Tennessee safety Janzen Jackson said he wasn't allowed to discuss the specifics of his suspension last week, but hinted there could be an advantage from some time off.
"It's going to be nice getting back. I had a week off to rest my legs," the freshman said in his first public comments since being suspended for the Memphis game last Saturday. "I kind of missed the guys watching them out there on TV and stuff. I'll be happy to be back this week."
Jackson was suspended for "administrative reasons", according to head coach Lane Kiffin.
"It kind of felt like being injured and watching your team play," Jackson said.
Jackson last missed playing time as a senior in high school when he was injured. Upon further inspection, this absence was a bit different.
"To know that it was my fault, it felt a little bit worse," he said. "It's in the past now so it's back to work.
Jackson said missing playing time had an impact.
"It was a problem that had lingered in the past so we had already got past it," he said. "We just had to hit this bump in the road."
Jackson said he appreciated that UT's coaching staff was willing to forgive him of his recent transgression.
"I appreciate that a lot," he said. "You don't want to have your coach mad at you for any reason. You don't want that to linger. It's always about looking forward with these guys. That's a good thing."
For guidance, Jackson said he spoke to his father, Lance Guidry, who coaches defensive backs at Miami (Ohio).
"He just told me to keep my head up," Jackson said. "Look forward and it will be past sooner than I think. And it already is."
Practice Report: Kiffin was pleased with Wednesday's practice.
"There was great energy today," he said. "Better than yesterday. Yesterday just seemed to be O.K."
Kiffin also was pleased that UT is mostly healthy. He said defensive lineman Marlon Walls (ankle) is 100 percent.
Darren Myles Jr. was an exception. The freshman reserve safety didn't practice much with an undisclosed ailment.
Offensive guard Jacques McClendon was slowed by a sore foot that was injured against Memphis.
"But he'll be able to go," Kiffin said, referring to the Ole Miss game this Saturday.
If not, Kiffin said Jarrod Shaw or Cody Pope would step in.
Kiffin said placekicker Daniel Lincoln (quadriceps) kicked well Tuesday but his status for Saturday is uncertain.
"I have no idea," Kiffin said. "I just play it week to week and wait till Saturday to see. We would have thought by now (Lincoln would be healthy). Every time he starts to come back, it starts to bother him a little bit."
Battle On: Kiffin said right guards Vladimir Richard and Cory Sullins graded out about the same against Memphis.
"That position is still open throughout this week," Kiffin said.

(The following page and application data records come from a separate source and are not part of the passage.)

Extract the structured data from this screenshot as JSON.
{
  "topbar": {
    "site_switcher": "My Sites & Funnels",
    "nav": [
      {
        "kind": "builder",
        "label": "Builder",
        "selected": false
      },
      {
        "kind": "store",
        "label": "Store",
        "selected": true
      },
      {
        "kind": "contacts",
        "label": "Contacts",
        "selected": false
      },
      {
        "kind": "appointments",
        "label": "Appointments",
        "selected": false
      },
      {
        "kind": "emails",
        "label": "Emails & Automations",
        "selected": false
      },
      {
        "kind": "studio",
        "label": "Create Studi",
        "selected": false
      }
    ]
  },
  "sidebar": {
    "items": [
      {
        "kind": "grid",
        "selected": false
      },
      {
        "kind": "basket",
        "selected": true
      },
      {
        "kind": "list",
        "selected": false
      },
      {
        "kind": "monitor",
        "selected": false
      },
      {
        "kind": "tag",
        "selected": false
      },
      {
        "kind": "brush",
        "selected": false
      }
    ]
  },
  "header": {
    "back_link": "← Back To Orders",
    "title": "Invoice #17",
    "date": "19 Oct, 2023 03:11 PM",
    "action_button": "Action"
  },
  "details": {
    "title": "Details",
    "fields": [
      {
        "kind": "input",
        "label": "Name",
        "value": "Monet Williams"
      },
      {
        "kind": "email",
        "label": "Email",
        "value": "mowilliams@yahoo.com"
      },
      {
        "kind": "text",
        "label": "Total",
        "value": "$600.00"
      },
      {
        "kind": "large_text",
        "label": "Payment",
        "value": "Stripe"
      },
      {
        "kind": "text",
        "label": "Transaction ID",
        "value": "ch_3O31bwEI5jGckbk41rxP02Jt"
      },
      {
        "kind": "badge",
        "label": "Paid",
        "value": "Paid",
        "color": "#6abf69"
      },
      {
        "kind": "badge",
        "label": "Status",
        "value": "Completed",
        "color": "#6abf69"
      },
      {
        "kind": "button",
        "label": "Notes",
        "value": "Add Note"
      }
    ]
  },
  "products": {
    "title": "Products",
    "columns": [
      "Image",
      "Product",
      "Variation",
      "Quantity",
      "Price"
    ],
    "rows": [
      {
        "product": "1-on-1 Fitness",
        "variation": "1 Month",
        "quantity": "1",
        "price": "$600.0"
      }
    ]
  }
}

Richard said he is healthy after overcoming knee and Achilles tendon issues this season.
"At this point I want to get on the field so whatever has to be done with me, that's what we have to do," Richard said. "As soon as I get out there and get my chance I'm going out there and giving it my all."
Lott of Awards: Safety Eric Berry was named the Ronnie Lott Trophy national player of the week for the second time this season. The junior had an interception, a fumble recovery and five tackles in UT's 56-28 win over Memphis. Berry honored earlier this season for his performance in UT's loss against Florida.
Berry also was selected as one of eight semifinalists for the Lott Award, which is presented to the nation's top defensive player.
Snead Synopsis: Ole Miss quarterback Jevan Snead came into the season as one of the most highly touted players in the SEC. At times, he's looked that good, yet inconsistency has plagued his game.
Snead ranks 73rd in the nation in passing efficiency. Kiffin said Snead's strong arm and ability to throw downfield has his attention.
"He's so dangerous," Kiffin said.
Snead, however, is completing only 51.9 percent of his passes.
"I'm shocked his completion percentage is as low as it is," Kiffin said. "When you watch the film, it doesn't feel like that."
Defensive tackle Dan Williams said the key to disrupting Snead is to rattle him.
"We're going to try to do our best to rattle him and try to take him out of his game because once he's in his zone, it will be hard for us to beat him," Williams said.
Williams has been plenty impressed with Snead's athleticism, even though he's widely considered more of a pocket passer. Snead must be athletic, Williams asserted, because Texas recruited him and the Longhorns run the option.
"He had to have a little speed for them to recruit him," Williams said.
Snead transferred from Texas in 2007 after losing the quarterback battle to Colt McCoy.
Scouting Report: Kiffin said Ole Miss' defensive front is very similar to Alabama's.
"They're so big and physical up front," Kiffin said of the Rebels. "And they're so deep. It's just one after another. Imagine, (defensive end Greg) Hardy doesn't start. That guy's a first-round (NFL) pick. I can't even imagine having that much depth like that."
Hardy has battled ankle and foot injuries this year but is widely thought of as one of the most talented ends in the SEC.